Abstract: In this article we examine the limited effectiveness of major advanced central banks’ expansionary measures – particularly quantitative easing (QE) – in raising inflation from a post-Keynesian growth model perspective that distinguishes the sectoral-allocative effects of these policies from their class-distributive effects. In terms of sectoral-allocative effects, we empirically link the weak recovery of aggregate demand to the lack of rebalancing of the debt-led growth and export-led growth models and highlight the role of QE in reproducing these growth models. In terms of class-distributive effects, we draw attention to the flattening of the Phillips curve in advanced capitalist economies and explain this flattening from a post-Keynesian conflict model of inflation, pointing to the weakening of labour’s bargaining power as well as to the role of central banks’ overly premature withdrawal of monetary stimulus in contributing to that weakening. Finally, our analysis points to the entrenchment of a self-defeating macroeconomic policy mix (consisting of combination of loose monetary policy and restrictive fiscal policy) in debt-led and export-led growth models, which will continue to thwart efforts of central banks to significantly raise inflation.

Date: 2021
References: View references in EconPapers View complete reference list from CitEc
Citations: Track citations by RSS feed

Downloads: (external link) (text/html)
Access to full text is restricted to subscribers.

Related works:
This item may be available elsewhere in EconPapers: Search for items with the same title.

Export reference: BibTeX RIS (EndNote, ProCite, RefMan) HTML/Text

Persistent link:

Ordering information: This journal article can be ordered from

DOI: 10.1080/13563467.2020.1858774

Access Statistics for this article

New Political Economy is currently edited by Professor Colin Hay

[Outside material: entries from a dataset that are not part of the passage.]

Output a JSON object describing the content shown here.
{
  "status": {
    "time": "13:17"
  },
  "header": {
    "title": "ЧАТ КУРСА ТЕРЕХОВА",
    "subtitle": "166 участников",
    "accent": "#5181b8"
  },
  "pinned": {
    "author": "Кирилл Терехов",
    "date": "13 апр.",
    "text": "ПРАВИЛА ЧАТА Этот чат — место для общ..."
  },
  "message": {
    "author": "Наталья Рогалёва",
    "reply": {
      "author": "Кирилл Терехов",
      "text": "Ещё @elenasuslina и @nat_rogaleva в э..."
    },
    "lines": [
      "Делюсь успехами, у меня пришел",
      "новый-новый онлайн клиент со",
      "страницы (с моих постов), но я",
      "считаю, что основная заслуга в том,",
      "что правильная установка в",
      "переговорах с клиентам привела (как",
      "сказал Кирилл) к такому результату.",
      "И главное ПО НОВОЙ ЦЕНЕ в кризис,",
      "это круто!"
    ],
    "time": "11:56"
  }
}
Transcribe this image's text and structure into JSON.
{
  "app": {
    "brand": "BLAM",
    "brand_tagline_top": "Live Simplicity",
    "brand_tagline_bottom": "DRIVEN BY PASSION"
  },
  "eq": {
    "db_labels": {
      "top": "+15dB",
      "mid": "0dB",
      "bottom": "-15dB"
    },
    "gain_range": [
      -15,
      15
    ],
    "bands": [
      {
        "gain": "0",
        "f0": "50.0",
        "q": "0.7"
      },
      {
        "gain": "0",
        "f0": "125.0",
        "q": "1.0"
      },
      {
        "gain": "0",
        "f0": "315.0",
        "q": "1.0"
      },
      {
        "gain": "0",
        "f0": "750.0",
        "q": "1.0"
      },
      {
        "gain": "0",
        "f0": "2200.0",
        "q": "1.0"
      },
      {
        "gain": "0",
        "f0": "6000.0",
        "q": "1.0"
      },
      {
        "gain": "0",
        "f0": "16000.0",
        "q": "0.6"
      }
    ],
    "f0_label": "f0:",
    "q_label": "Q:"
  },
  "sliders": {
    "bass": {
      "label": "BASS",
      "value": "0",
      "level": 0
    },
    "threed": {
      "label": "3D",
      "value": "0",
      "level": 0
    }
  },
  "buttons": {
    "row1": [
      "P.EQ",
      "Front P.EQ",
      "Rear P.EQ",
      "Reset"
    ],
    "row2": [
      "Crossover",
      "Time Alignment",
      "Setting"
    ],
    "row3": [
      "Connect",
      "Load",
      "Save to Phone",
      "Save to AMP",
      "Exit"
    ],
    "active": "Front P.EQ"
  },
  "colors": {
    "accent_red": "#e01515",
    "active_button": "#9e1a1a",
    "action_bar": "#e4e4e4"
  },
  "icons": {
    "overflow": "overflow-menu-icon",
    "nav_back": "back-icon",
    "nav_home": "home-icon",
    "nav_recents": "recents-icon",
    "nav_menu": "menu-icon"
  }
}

More articles in New Political Economy from Taylor & Francis Journals
Bibliographic data for series maintained by Chris Longhurst ().

Page updated 2023-01-07
Handle: RePEc:taf:cnpexx:v:26:y:2021:i:5:p:797-816